Search the material for the word "icon" and report each line where it turns up.

Entries provided —
+ + + + + + +
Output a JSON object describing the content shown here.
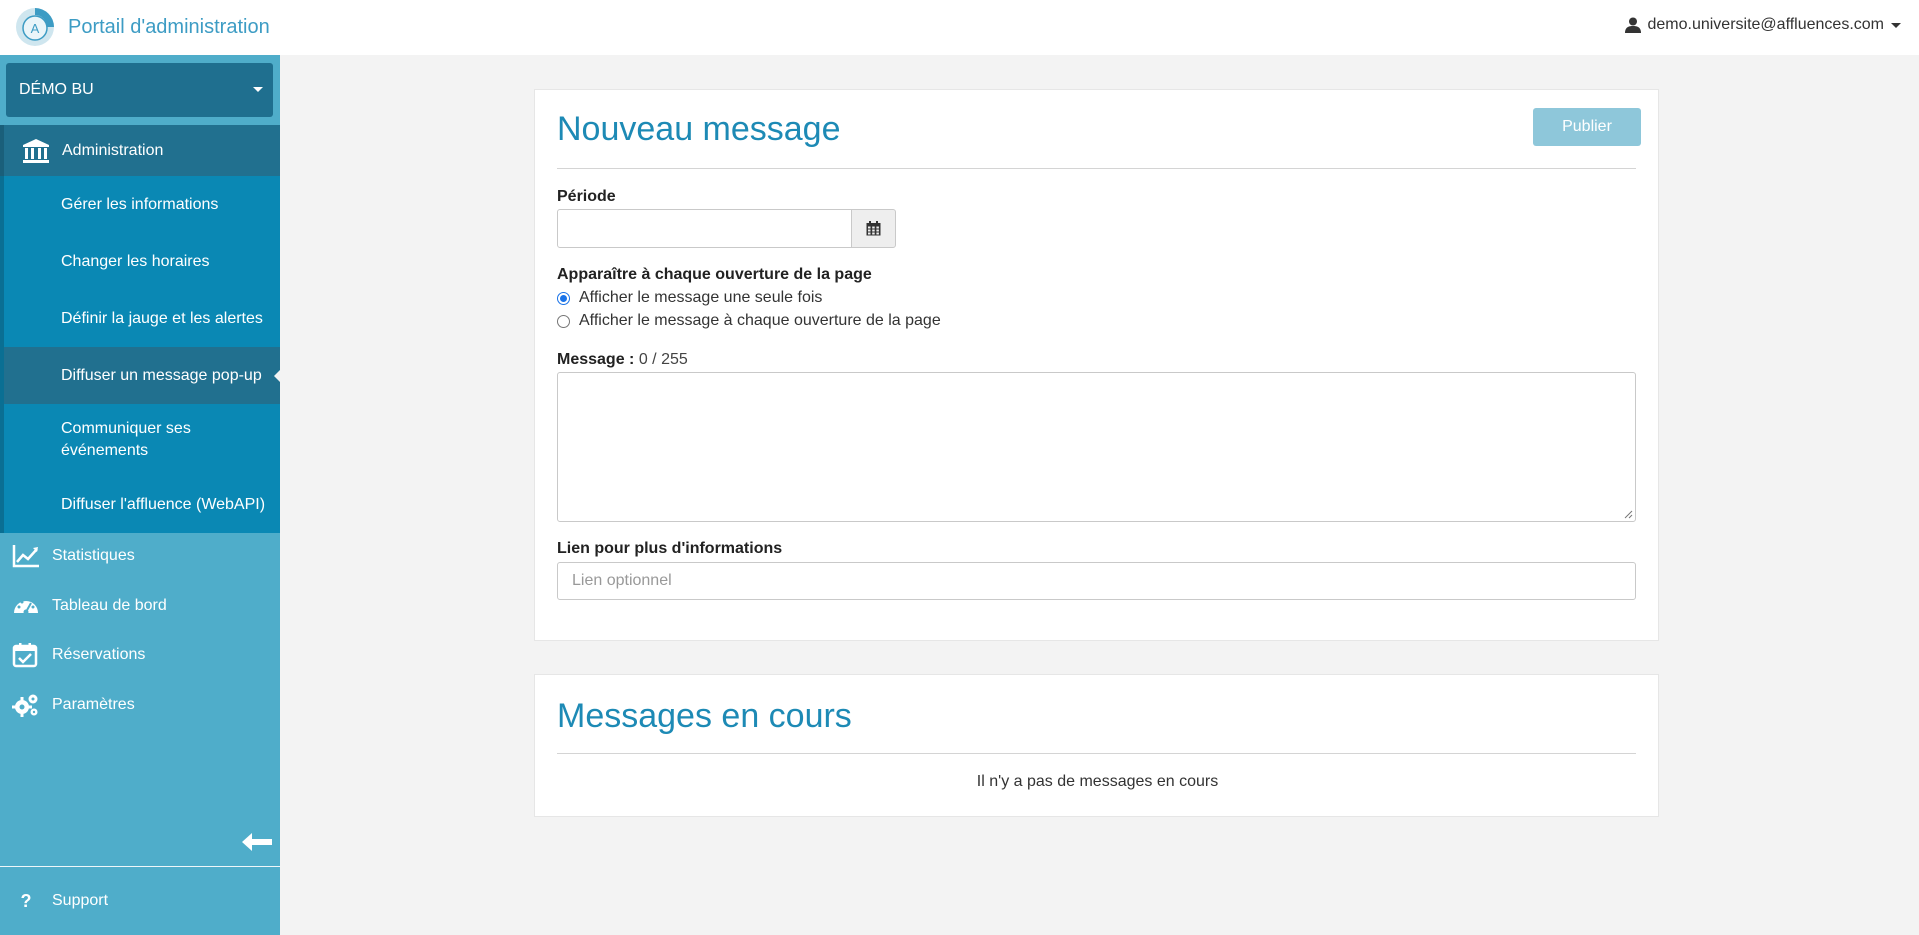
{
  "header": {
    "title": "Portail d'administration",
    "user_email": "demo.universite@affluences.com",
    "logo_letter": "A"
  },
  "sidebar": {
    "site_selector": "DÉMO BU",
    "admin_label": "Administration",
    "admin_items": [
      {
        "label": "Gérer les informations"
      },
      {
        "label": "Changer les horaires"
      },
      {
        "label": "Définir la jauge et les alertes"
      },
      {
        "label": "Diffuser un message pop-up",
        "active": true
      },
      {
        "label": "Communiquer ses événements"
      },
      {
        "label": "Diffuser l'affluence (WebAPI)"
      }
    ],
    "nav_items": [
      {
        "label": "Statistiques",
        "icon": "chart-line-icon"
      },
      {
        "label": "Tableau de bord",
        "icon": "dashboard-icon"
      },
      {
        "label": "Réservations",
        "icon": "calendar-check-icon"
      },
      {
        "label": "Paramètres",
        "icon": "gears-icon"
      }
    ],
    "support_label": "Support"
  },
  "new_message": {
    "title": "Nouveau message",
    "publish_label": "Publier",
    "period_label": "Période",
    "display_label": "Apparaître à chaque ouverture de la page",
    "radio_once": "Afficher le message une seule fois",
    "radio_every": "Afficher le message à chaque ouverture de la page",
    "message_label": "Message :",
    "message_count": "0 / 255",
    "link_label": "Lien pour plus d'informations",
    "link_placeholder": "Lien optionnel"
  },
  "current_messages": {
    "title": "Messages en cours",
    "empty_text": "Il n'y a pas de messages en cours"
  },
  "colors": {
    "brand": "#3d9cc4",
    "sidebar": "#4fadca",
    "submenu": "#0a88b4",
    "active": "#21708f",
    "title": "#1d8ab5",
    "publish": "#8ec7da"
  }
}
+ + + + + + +
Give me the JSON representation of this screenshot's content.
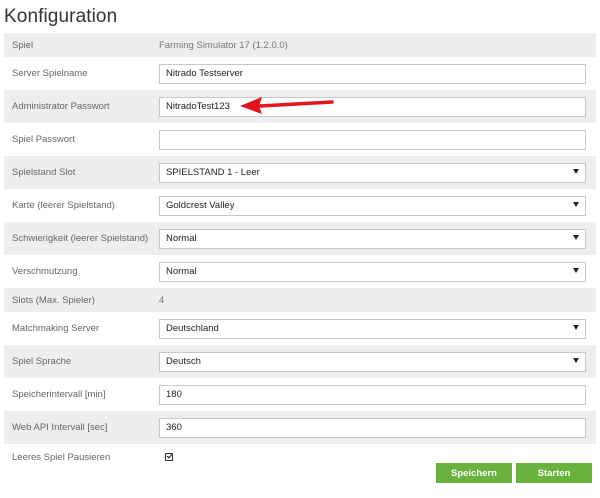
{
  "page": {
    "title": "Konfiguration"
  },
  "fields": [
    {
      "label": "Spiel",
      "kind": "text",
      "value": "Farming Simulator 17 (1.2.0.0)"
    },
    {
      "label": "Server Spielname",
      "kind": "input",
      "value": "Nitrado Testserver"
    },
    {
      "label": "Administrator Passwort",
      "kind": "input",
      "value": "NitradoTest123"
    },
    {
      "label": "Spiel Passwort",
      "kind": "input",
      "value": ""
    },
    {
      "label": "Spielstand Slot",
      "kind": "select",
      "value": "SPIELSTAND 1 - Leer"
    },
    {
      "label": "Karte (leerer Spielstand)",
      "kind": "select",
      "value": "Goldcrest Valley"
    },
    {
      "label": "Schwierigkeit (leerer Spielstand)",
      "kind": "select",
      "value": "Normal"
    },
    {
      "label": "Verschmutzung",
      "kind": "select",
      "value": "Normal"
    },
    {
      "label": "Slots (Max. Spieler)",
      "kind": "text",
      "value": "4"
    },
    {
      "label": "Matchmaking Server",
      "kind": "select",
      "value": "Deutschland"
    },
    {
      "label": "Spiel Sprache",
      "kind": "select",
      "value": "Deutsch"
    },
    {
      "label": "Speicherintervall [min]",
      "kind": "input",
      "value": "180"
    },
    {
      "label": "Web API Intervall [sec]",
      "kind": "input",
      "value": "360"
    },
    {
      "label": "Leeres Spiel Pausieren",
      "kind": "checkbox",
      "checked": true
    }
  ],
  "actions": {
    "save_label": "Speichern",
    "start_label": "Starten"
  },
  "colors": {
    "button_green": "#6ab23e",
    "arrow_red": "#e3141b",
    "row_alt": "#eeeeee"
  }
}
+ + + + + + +
Result for this task —
        "icon": "chart-line-icon"
        "icon": "dashboard-icon"
        "icon": "calendar-check-icon"
        "icon": "gears-icon"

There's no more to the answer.